ABOVE: In the 21st Century, newspaper-style travel articles make no more sense than luggage without wheels.
by Durant Imboden, Europe for Visitors
Many of today's travel writers developed their writing skills in the newspaper era, when Sunday travel sections published hundreds--maybe even thousands--of freelance stories every week.
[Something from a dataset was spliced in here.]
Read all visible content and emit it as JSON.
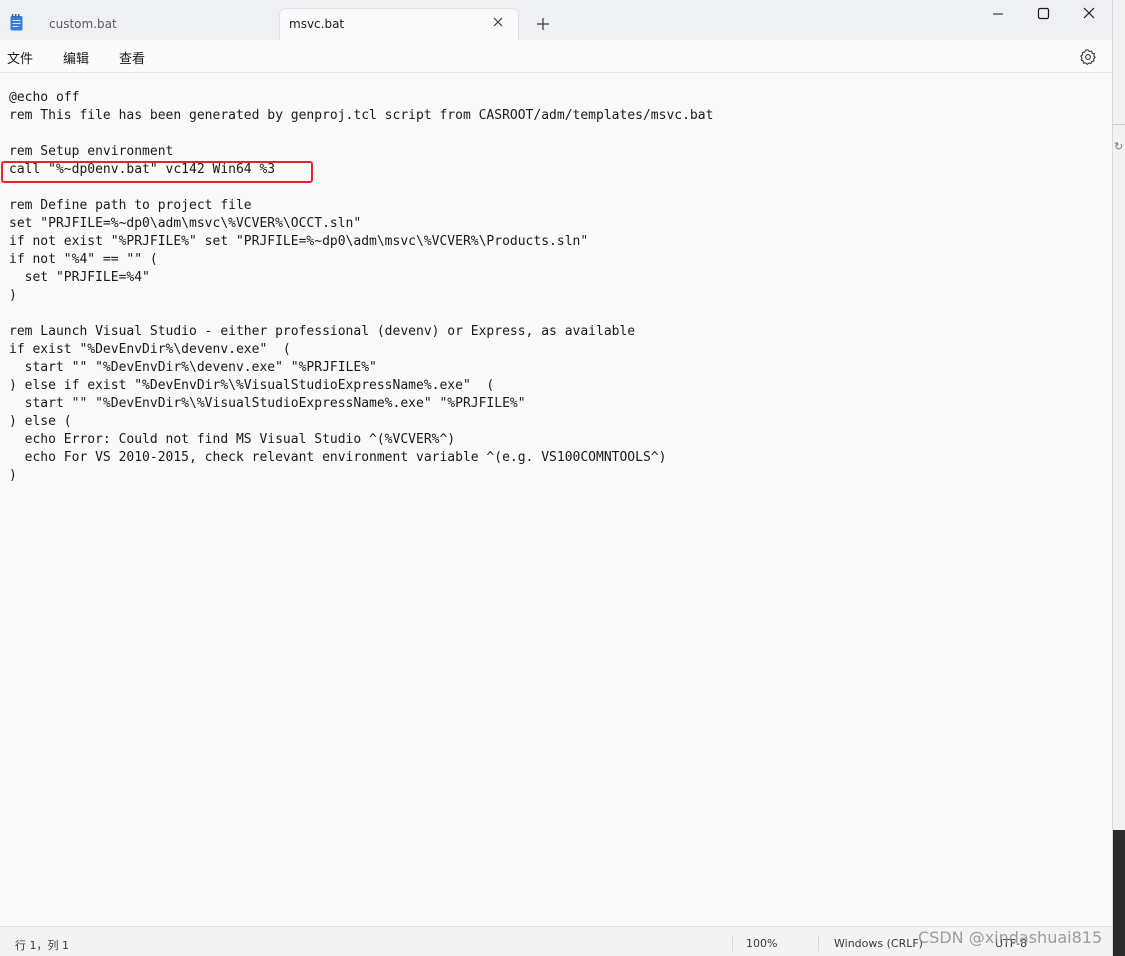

The typical story was 500 to 700 words long, with a fairly standard structure:
- A lead (I refuse to use the spelling "lede") to hook the reader;
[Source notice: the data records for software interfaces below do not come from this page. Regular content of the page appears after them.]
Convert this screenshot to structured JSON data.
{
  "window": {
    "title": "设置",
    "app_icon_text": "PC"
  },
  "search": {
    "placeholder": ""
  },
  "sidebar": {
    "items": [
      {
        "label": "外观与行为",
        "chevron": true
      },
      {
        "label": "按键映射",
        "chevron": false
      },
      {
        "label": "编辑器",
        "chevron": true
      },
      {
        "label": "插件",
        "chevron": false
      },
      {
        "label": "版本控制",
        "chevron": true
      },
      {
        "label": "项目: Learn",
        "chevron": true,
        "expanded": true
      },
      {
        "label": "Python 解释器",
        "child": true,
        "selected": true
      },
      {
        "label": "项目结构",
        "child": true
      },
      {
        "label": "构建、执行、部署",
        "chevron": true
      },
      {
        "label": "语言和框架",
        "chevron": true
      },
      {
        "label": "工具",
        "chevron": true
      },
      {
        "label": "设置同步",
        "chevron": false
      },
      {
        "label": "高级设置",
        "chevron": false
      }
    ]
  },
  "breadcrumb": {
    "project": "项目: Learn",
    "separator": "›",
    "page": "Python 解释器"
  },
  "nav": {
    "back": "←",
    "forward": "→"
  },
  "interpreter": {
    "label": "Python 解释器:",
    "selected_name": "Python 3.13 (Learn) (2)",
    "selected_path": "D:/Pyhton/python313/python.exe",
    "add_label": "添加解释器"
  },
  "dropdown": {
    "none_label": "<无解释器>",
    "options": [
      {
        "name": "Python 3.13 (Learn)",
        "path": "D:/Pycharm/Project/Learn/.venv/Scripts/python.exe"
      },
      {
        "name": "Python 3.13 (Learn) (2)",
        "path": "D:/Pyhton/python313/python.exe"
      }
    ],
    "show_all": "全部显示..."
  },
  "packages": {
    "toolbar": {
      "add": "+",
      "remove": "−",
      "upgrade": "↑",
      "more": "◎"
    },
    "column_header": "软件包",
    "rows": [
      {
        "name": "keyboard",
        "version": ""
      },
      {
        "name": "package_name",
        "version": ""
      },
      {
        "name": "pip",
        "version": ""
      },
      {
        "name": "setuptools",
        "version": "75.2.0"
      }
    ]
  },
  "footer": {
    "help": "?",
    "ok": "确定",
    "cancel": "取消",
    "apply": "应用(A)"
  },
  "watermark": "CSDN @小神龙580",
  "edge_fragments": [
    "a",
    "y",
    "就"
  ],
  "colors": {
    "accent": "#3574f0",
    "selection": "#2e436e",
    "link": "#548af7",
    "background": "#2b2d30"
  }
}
- A few hundred words of descriptive text for the armchair traveler ("I did this, I saw that");
- A closing paragraph or sidebar with practical advice and/or contact information for the handful of readers who might follow the writer's example by visiting the destination, taking the cruise, booking a week at the nudist dude ranch, etc.
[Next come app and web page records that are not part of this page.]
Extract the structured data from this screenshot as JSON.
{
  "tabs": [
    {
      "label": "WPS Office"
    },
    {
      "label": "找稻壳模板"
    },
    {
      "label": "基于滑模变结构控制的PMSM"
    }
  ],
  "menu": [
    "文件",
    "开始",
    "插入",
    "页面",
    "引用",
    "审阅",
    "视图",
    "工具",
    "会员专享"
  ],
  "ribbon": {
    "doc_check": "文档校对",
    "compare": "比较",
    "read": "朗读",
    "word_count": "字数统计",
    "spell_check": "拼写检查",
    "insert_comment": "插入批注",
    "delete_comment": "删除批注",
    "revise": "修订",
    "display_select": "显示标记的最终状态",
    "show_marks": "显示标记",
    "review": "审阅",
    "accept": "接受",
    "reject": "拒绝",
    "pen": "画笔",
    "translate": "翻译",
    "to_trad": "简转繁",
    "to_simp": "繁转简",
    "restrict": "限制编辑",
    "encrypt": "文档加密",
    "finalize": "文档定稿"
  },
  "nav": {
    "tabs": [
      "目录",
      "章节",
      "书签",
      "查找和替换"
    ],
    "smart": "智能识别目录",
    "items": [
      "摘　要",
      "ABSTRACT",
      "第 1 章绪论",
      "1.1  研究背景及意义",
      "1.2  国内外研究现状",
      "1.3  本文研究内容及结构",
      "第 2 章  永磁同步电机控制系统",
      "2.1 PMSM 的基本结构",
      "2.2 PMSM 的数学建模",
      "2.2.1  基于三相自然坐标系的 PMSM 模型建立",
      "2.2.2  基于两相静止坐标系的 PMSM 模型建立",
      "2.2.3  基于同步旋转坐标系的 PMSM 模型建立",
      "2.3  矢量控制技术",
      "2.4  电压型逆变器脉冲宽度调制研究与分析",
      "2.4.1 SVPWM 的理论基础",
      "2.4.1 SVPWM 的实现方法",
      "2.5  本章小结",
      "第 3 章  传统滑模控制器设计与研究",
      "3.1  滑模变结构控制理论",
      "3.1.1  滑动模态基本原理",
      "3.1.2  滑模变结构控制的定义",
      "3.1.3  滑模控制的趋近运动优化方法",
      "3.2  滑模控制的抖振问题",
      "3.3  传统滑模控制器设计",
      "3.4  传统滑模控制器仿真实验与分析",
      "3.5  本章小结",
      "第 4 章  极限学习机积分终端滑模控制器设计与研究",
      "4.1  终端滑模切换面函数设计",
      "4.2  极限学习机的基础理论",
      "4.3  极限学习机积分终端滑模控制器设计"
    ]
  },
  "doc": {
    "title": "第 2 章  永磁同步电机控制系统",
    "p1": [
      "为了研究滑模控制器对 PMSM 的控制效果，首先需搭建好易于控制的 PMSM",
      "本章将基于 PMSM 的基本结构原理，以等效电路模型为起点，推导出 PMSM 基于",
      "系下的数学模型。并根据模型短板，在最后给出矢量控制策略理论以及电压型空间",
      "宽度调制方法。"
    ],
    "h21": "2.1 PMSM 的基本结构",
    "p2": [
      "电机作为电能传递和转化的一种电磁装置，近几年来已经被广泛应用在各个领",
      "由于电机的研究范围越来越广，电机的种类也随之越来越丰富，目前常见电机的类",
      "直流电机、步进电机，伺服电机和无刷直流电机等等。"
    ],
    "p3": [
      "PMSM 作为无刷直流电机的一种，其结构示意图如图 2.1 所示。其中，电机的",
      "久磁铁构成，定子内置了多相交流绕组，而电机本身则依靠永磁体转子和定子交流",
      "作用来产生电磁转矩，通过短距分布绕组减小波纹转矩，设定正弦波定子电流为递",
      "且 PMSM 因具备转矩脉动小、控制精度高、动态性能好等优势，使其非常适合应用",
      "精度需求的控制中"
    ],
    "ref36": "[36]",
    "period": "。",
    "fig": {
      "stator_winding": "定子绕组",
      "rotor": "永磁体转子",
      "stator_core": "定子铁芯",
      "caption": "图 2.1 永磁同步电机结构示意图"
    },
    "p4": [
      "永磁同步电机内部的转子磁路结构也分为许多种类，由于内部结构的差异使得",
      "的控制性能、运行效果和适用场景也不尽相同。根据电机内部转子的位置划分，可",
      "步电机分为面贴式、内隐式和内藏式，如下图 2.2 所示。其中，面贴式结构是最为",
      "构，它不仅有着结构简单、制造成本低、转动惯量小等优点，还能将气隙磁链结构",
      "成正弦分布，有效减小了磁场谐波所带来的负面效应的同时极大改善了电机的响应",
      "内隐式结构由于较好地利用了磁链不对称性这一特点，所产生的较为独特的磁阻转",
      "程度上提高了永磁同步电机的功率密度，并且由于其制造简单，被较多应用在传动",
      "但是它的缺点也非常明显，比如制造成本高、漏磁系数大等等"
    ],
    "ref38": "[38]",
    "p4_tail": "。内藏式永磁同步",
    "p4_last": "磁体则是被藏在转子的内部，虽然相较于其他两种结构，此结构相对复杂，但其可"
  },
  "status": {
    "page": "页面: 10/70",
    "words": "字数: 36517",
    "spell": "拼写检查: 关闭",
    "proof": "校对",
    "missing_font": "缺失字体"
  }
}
That structure worked well in printed newspaper travel sections, which were designed to supply travel ideas and entertainment to all of a newspaper's local readers.
However, it's less useful and effective on the Web, where most traffic is driven by search and the typical reader is looking for practical how-to information and "decision support" for a specific destination or travel experience.
Don't get me wrong: I'm not knocking sites like World Hum (which emphasizes travel narrative) or personal travel blogs such as Lisa Taylor Huff's The Bold Soul (which is about a middle-aged American's quest for a new life and love in Paris). But if you want to make a living from travel writing and publishing on the Web, you should be targeting active travelers who want help in planning their adventures, not just readers who want to read about yours.
Next article: "Article structure"